* TASK INSTRUCTIONS
Retype every record exactly. Skip the images.

....

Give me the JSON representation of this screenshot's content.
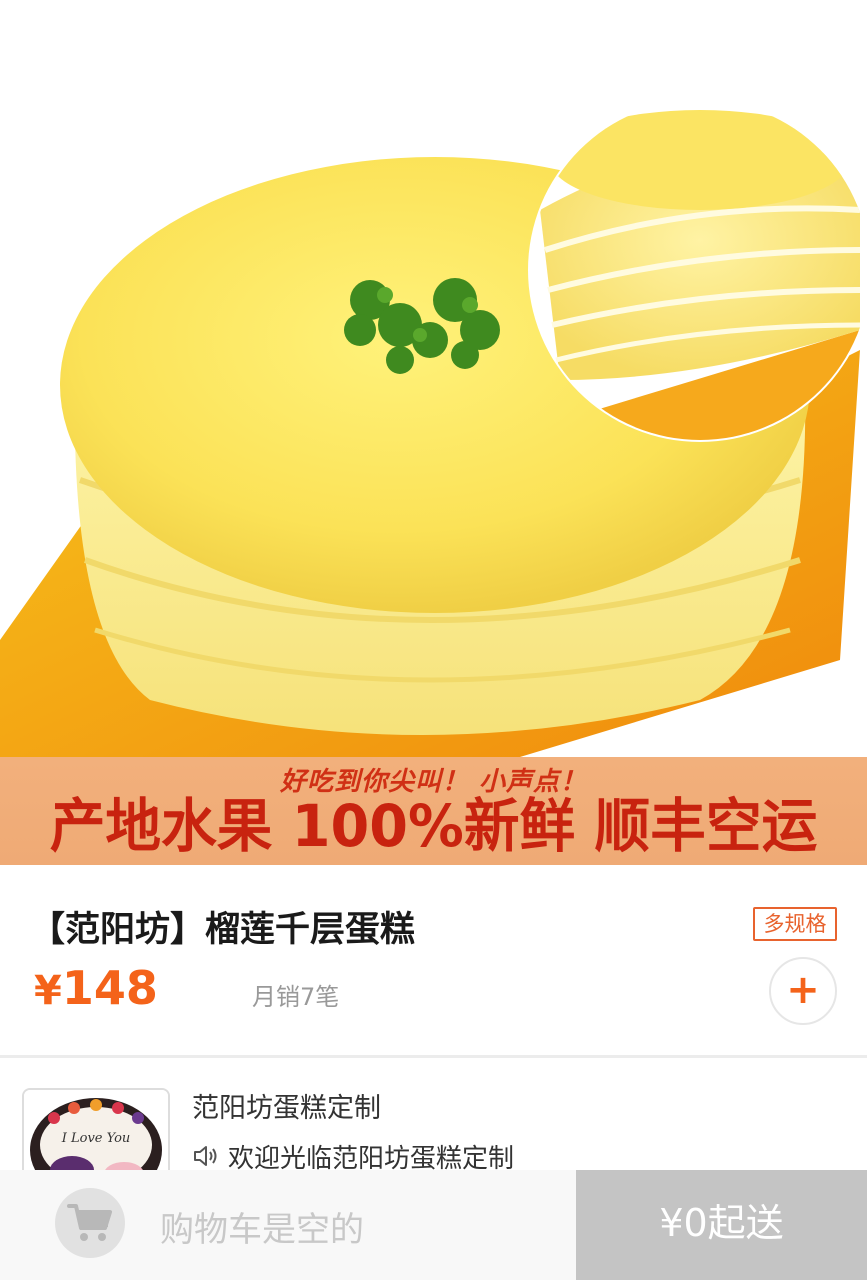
{
  "banner": {
    "tagline": "好吃到你尖叫！ 小声点！",
    "headline": "产地水果 100%新鲜 顺丰空运"
  },
  "product": {
    "name": "【范阳坊】榴莲千层蛋糕",
    "spec_tag": "多规格",
    "price_currency": "¥",
    "price_value": "148",
    "monthly_sales": "月销7笔",
    "add_label": "+"
  },
  "shop": {
    "name": "范阳坊蛋糕定制",
    "notice": "欢迎光临范阳坊蛋糕定制",
    "thumb_text": "I Love You"
  },
  "cart": {
    "empty_text": "购物车是空的",
    "min_order": "¥0起送"
  },
  "icons": {
    "cart": "shopping-cart-icon",
    "speaker": "speaker-icon",
    "plus": "plus-icon"
  },
  "colors": {
    "accent": "#f4631a",
    "banner_bg": "#efaa75",
    "banner_text": "#c8230f",
    "checkout_bg": "#c4c4c4"
  }
}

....

* RESPONSE AREA
Give me the JSON representation of this screenshot's content.
{
  "banner": {
    "tagline": "好吃到你尖叫！ 小声点！",
    "headline": "产地水果 100%新鲜 顺丰空运"
  },
  "product": {
    "name": "【范阳坊】榴莲千层蛋糕",
    "spec_tag": "多规格",
    "price_currency": "¥",
    "price_value": "148",
    "monthly_sales": "月销7笔",
    "add_label": "+"
  },
  "shop": {
    "name": "范阳坊蛋糕定制",
    "notice": "欢迎光临范阳坊蛋糕定制",
    "thumb_text": "I Love You"
  },
  "cart": {
    "empty_text": "购物车是空的",
    "min_order": "¥0起送"
  },
  "icons": {
    "cart": "shopping-cart-icon",
    "speaker": "speaker-icon",
    "plus": "plus-icon"
  },
  "colors": {
    "accent": "#f4631a",
    "banner_bg": "#efaa75",
    "banner_text": "#c8230f",
    "checkout_bg": "#c4c4c4"
  }
}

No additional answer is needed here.